** Problem **
Copy out every line of the records where the string "title" occurs.

** Extracted material **
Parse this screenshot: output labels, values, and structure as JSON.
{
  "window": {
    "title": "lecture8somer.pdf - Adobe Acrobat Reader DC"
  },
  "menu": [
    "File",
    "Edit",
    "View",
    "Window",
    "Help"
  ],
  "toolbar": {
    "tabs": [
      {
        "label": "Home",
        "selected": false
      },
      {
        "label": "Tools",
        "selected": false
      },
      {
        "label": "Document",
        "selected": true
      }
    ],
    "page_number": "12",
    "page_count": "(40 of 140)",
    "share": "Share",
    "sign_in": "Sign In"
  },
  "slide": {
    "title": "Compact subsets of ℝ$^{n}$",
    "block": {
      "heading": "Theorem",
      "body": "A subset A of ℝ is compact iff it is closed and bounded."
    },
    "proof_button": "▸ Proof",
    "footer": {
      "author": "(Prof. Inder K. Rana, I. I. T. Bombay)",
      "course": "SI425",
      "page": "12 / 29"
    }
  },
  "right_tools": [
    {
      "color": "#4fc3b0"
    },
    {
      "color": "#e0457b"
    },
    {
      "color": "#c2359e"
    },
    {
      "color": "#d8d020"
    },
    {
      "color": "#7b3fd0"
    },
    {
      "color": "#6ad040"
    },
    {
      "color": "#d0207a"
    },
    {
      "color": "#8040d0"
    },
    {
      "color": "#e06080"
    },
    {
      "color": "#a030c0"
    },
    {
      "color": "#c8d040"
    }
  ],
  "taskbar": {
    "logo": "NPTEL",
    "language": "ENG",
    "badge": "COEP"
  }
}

** Your solution **
    "title": "lecture8somer.pdf - Adobe Acrobat Reader DC"
    "title": "Compact subsets of ℝ$^{n}$",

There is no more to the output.